Eventually it dawned on me that looking at more photographs, and understanding what photographers were trying to say, was what would most benefit the development of my work and projects. That and studying the photographers whose work I admired and wanted to learn from. And discovering work new to me to broaden my horizons: despite recognising the work of a lot of photographers, I realised that I was coming at it from a very limited, mainstream perspective (popular photography if you like). When I recognised this, that there was a whole world of ‘less mainstream’ photography that I wasn’t aware of, I was off!
Here are some of my favourite books.
Seeing and studying the work of other photographers became a thing for me. I think it started when I went to the Radical Eye show at Tate Modern and bought the catalogue (I could now afford this sort of thing) and then somehow through that, I arrived at the Parr & Badger volumes on photobooks.
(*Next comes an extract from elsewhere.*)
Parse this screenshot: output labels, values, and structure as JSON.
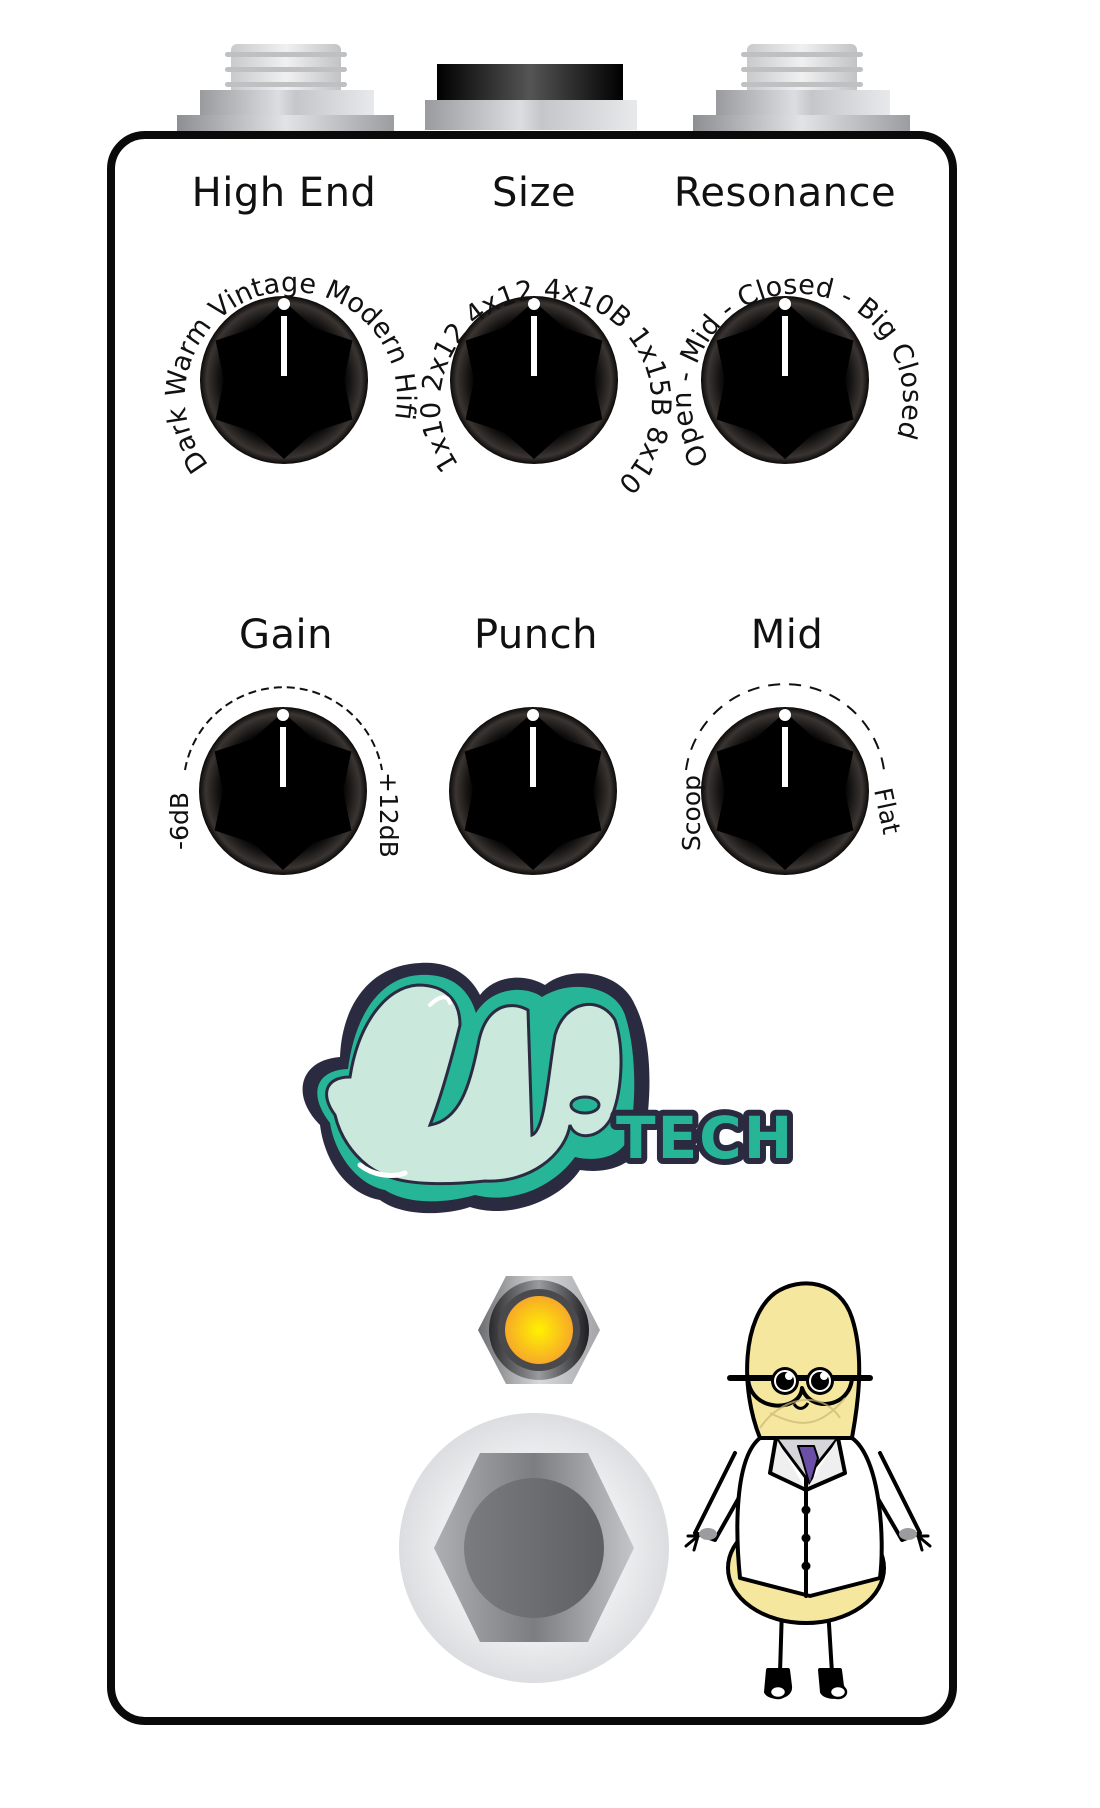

I realise that I was quite late to the party re. buying photobooks but having acquired a few (OK, a lot), the benefits of studying actual photographs/photographers and the stories they tell started to make sense and really hit home with me.
Admittedly I bought a few duds along the way but I think that’s no different to going to an exhibition and realising that you didn’t enjoy it (but sometimes a bit more expensive).
I now have quite a library and they are (mostly) a constant source of joy and inspiration. They are a resource I cherish and refer to regularly. And my work is infinitely better for it in terms of the variety of the projects I’m working on and my ability to express myself and communicate through my work. I also think my style has evolved in terms of how I present my images. It certainly influenced my decision to abandon digital and return to film three years ago. And I’m making better photobooks myself – a side effect of looking at all those photobooks was absorbing how they are designed and how images to sequence and edit images to tell a story.
This might make it sound like I spend all my time reading rather than shooting. Far from it. But I do place a lot of value on learning, reflecting, and thinking about the photography that I do. I love it!
A shameless plug from the editor: 35mmc has it’s first photobook on Kickstarter. You can read about and back the project here.